Work instruction: For each line in the data below that holds "Tesla", return a copy.

Data records for software interfaces
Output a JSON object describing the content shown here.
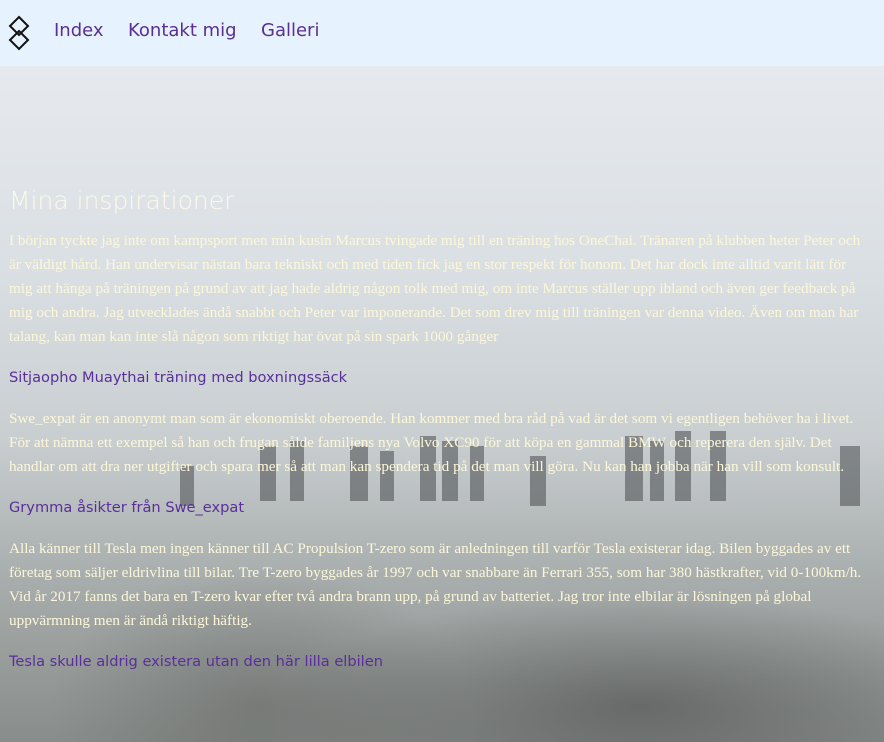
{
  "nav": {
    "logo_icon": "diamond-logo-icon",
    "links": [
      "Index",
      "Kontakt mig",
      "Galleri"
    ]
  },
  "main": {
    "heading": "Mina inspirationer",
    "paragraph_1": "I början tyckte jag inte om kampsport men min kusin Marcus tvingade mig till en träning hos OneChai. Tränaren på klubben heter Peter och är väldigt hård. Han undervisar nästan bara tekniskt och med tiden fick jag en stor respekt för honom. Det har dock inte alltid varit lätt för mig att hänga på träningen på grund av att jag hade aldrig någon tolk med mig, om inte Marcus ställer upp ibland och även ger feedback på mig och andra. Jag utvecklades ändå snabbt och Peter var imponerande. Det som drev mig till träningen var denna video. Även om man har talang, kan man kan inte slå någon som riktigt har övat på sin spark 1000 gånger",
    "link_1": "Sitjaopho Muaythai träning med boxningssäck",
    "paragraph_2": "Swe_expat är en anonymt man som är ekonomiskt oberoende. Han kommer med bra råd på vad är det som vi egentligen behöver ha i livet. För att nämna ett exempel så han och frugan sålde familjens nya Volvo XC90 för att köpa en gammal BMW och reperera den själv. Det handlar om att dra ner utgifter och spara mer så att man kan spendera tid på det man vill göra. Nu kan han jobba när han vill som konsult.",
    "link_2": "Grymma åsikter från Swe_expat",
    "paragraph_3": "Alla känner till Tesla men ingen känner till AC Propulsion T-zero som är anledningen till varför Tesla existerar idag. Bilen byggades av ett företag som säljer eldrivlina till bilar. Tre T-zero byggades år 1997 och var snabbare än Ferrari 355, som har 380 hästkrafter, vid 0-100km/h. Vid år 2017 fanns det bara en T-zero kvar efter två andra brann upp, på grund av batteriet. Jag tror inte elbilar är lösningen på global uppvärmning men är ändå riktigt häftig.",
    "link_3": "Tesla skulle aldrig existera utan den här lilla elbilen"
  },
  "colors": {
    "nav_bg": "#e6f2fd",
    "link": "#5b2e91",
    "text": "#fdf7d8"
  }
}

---

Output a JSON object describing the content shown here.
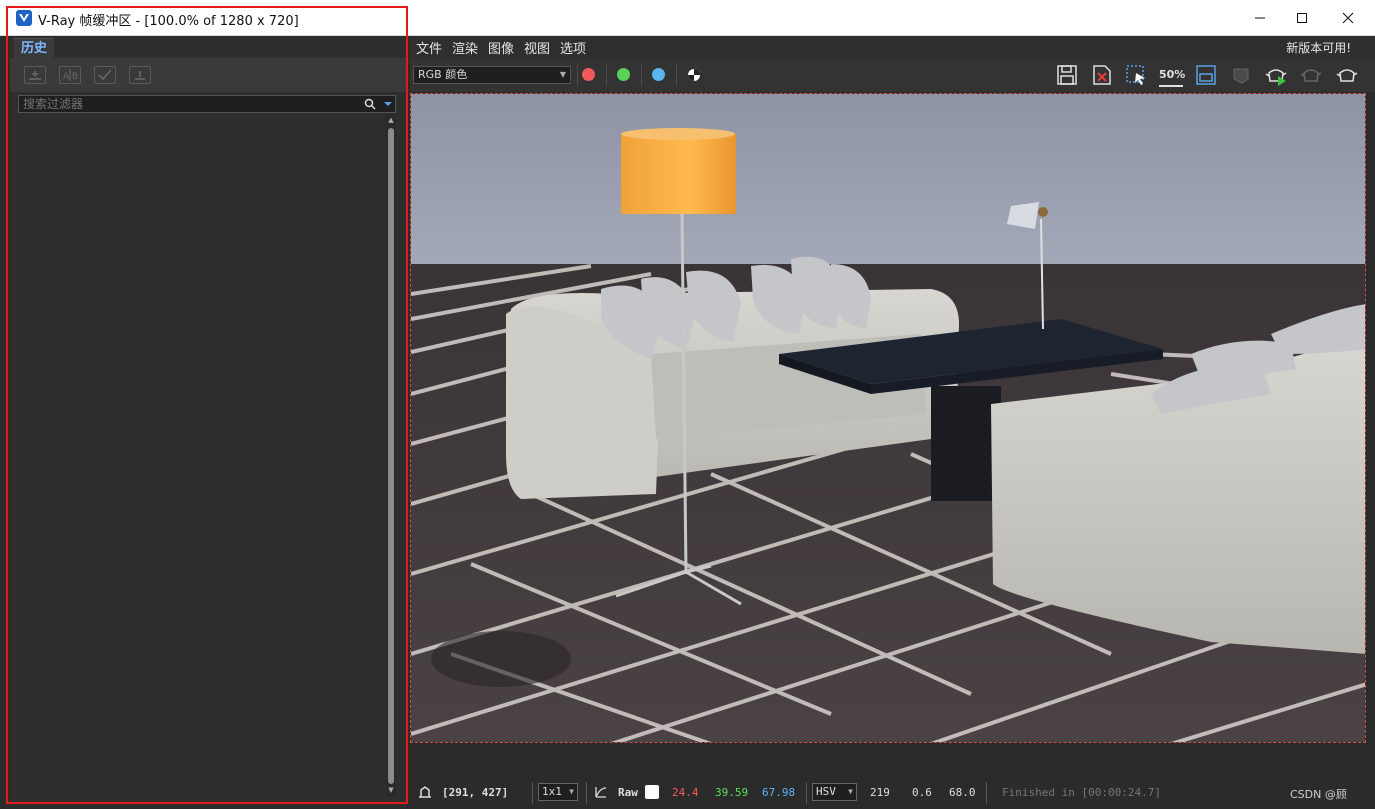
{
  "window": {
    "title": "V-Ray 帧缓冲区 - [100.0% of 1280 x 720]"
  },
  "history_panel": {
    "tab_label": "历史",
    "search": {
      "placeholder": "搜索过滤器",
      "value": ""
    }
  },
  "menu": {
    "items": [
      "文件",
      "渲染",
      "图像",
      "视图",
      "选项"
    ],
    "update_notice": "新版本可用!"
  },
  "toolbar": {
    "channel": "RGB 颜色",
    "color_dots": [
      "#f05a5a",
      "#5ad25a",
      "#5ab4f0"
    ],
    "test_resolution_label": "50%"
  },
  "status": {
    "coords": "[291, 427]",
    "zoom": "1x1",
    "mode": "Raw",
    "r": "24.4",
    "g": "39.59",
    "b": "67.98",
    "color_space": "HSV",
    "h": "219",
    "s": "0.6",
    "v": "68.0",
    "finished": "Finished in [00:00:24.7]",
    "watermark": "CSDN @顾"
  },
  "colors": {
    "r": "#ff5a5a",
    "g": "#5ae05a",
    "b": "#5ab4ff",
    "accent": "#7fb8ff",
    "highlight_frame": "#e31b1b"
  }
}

Output of the exercise:
    "paragraph_3": "Alla känner till Tesla men ingen känner till AC Propulsion T-zero som är anledningen till varför Tesla existerar idag. Bilen byggades av ett företag som säljer eldrivlina till bilar. Tre T-zero byggades år 1997 och var snabbare än Ferrari 355, som har 380 hästkrafter, vid 0-100km/h. Vid år 2017 fanns det bara en T-zero kvar efter två andra brann upp, på grund av batteriet. Jag tror inte elbilar är lösningen på global uppvärmning men är ändå riktigt häftig.",
    "link_3": "Tesla skulle aldrig existera utan den här lilla elbilen"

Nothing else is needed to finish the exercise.